Synthetic Genomics is also tinkering on a microorganism that can produce a new type of jet fuel. The fuel is similar to ethanol and butanol but it won't absorb water, and thus it, potentially, will be more potent than ethanol or butanol. Venter admits he's not a big fan of ethanol, an alcohol distilled from plant matter that can be used for fuel.

"We've given up on ethanol. It is great for drinking, but it is not a good fuel," he said. "There are so many better compounds."

Synthetic Genomics also has a team that is optimizing algae as a feedstock for biofuels. The company has identified one species in which nearly half of the organism's mass is lipid. That's one greasy bug. Several companies, such as LiveFuels, are trying to come up with a way to produce large amounts of algae to be used as a feedstock for biodiesel. Some companies are using naturally occurring species of algae, while others are genetically optimizing algae.

A slew of companies--Synthetic Genomics, Fundamental Applied Biology and Gevo--have emerged in recent years to try and commercialize synthetic biology. The term refers to harnessing metabolic processes for industrial use. Microbes, after all, are just little chemical factories. They take in sugars, wood, milk and other substances and turn it into beer, cheese or ingredients for medicines. (The next time you open an expensive Burgundy, remember for a moment that it's just a big bottle of digestive remains of single-celled animals.)

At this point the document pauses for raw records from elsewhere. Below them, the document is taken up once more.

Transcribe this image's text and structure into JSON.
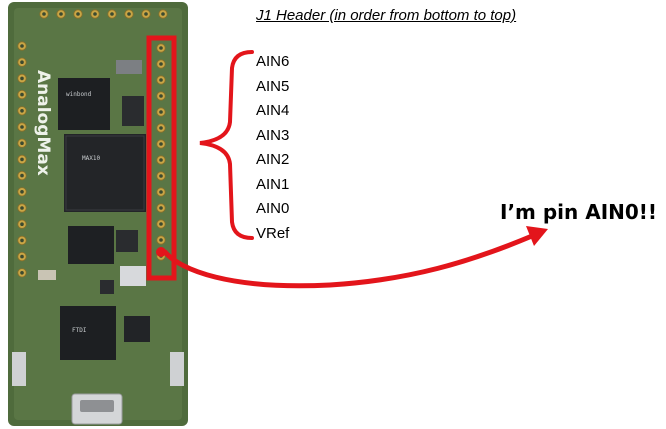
{
  "header": {
    "title": "J1 Header (in order from bottom to top)"
  },
  "pins": [
    "AIN6",
    "AIN5",
    "AIN4",
    "AIN3",
    "AIN2",
    "AIN1",
    "AIN0",
    "VRef"
  ],
  "callout": {
    "text": "I’m pin AIN0!!"
  },
  "board": {
    "name": "AnalogMax",
    "chip_top_text": "winbond",
    "chip_main_text": "MAX10",
    "chip_bottom_text": "FTDI"
  },
  "colors": {
    "highlight_red": "#e3151b",
    "board_green": "#4f6b3c",
    "pad_gold": "#c9a646"
  }
}
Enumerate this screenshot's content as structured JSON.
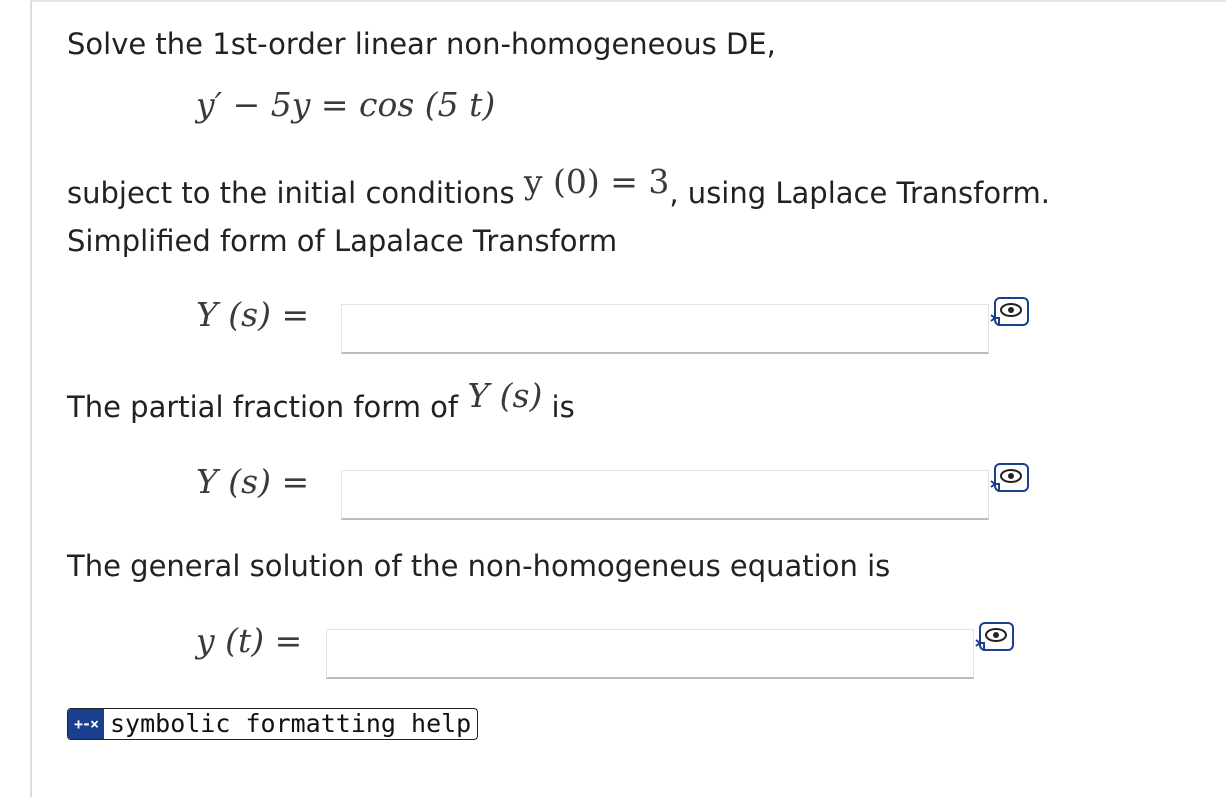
{
  "question": {
    "intro": "Solve the 1st-order linear non-homogeneous DE,",
    "equation": "y′ − 5y = cos (5 t)",
    "condition_prefix": "subject to the initial conditions",
    "condition_math": "y (0) = 3",
    "condition_suffix": ", using Laplace Transform.",
    "simplified_heading": "Simplified form of Lapalace Transform",
    "partial_prefix": "The partial fraction form of",
    "partial_math": "Y (s)",
    "partial_suffix": "is",
    "general_heading": "The general solution of the non-homogeneus equation is"
  },
  "answers": [
    {
      "label": "Y (s) =",
      "value": "",
      "preview_icon": "eye-preview-icon"
    },
    {
      "label": "Y (s) =",
      "value": "",
      "preview_icon": "eye-preview-icon"
    },
    {
      "label": "y (t) =",
      "value": "",
      "preview_icon": "eye-preview-icon"
    }
  ],
  "help": {
    "icon_text": "+-×",
    "label": "symbolic formatting help"
  },
  "colors": {
    "help_icon_bg": "#1a3f8c",
    "text": "#222222",
    "math": "#3a3a3a"
  }
}
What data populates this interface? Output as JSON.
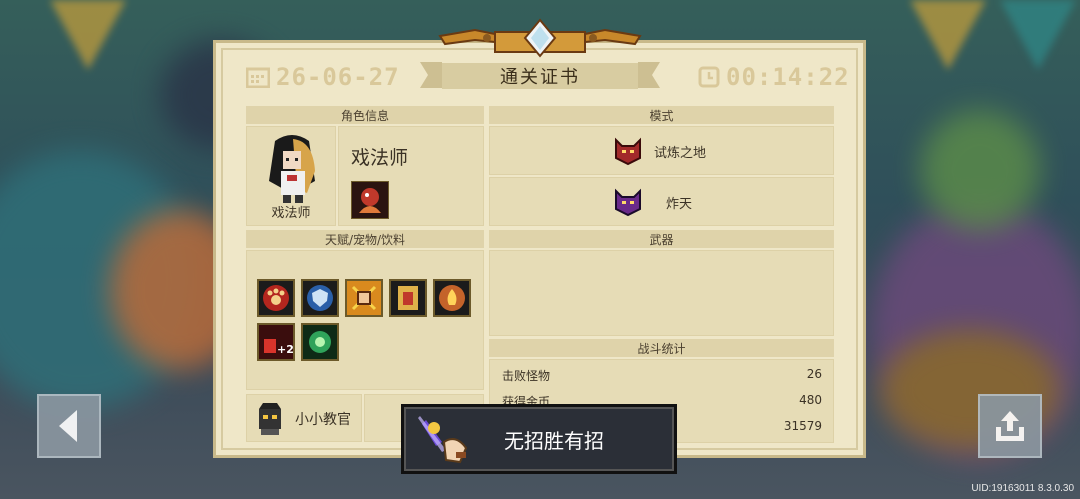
{
  "certificate": {
    "date": "26-06-27",
    "title": "通关证书",
    "time": "00:14:22"
  },
  "character": {
    "header": "角色信息",
    "name": "戏法师",
    "portrait_label": "戏法师"
  },
  "mode": {
    "header": "模式",
    "items": [
      "试炼之地",
      "炸天"
    ]
  },
  "talents": {
    "header": "天赋/宠物/饮料",
    "pet_name": "小小教官"
  },
  "weapon": {
    "header": "武器"
  },
  "battle_stats": {
    "header": "战斗统计",
    "rows": [
      {
        "label": "击败怪物",
        "value": "26"
      },
      {
        "label": "获得金币",
        "value": "480"
      },
      {
        "label": "",
        "value": "31579"
      }
    ]
  },
  "toast": {
    "text": "无招胜有招"
  },
  "footer": {
    "uid": "UID:19163011 8.3.0.30"
  },
  "colors": {
    "paper": "#efe7c8",
    "gold": "#d9c89a",
    "toast_bg": "#2b2f37"
  }
}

Most of these companies are focused on coming up with ways to process existing biofuels or make new types of petroleum substitutes, preferably out of relatively worthless feedstocks like sewage, wastewater or wood chips. BP and Synthetic Genomics have also kicked off research to see if microorganisms found in oil fields can be exploited to get more oil out of the ground.

Some companies replicate the natural processes and aim not to use microorganisms at all. Others are manipulating the genetic code of these creatures and are making new ones.

"Within this century, people will sit down at their computers and design new plants to do a specific task," Venter said.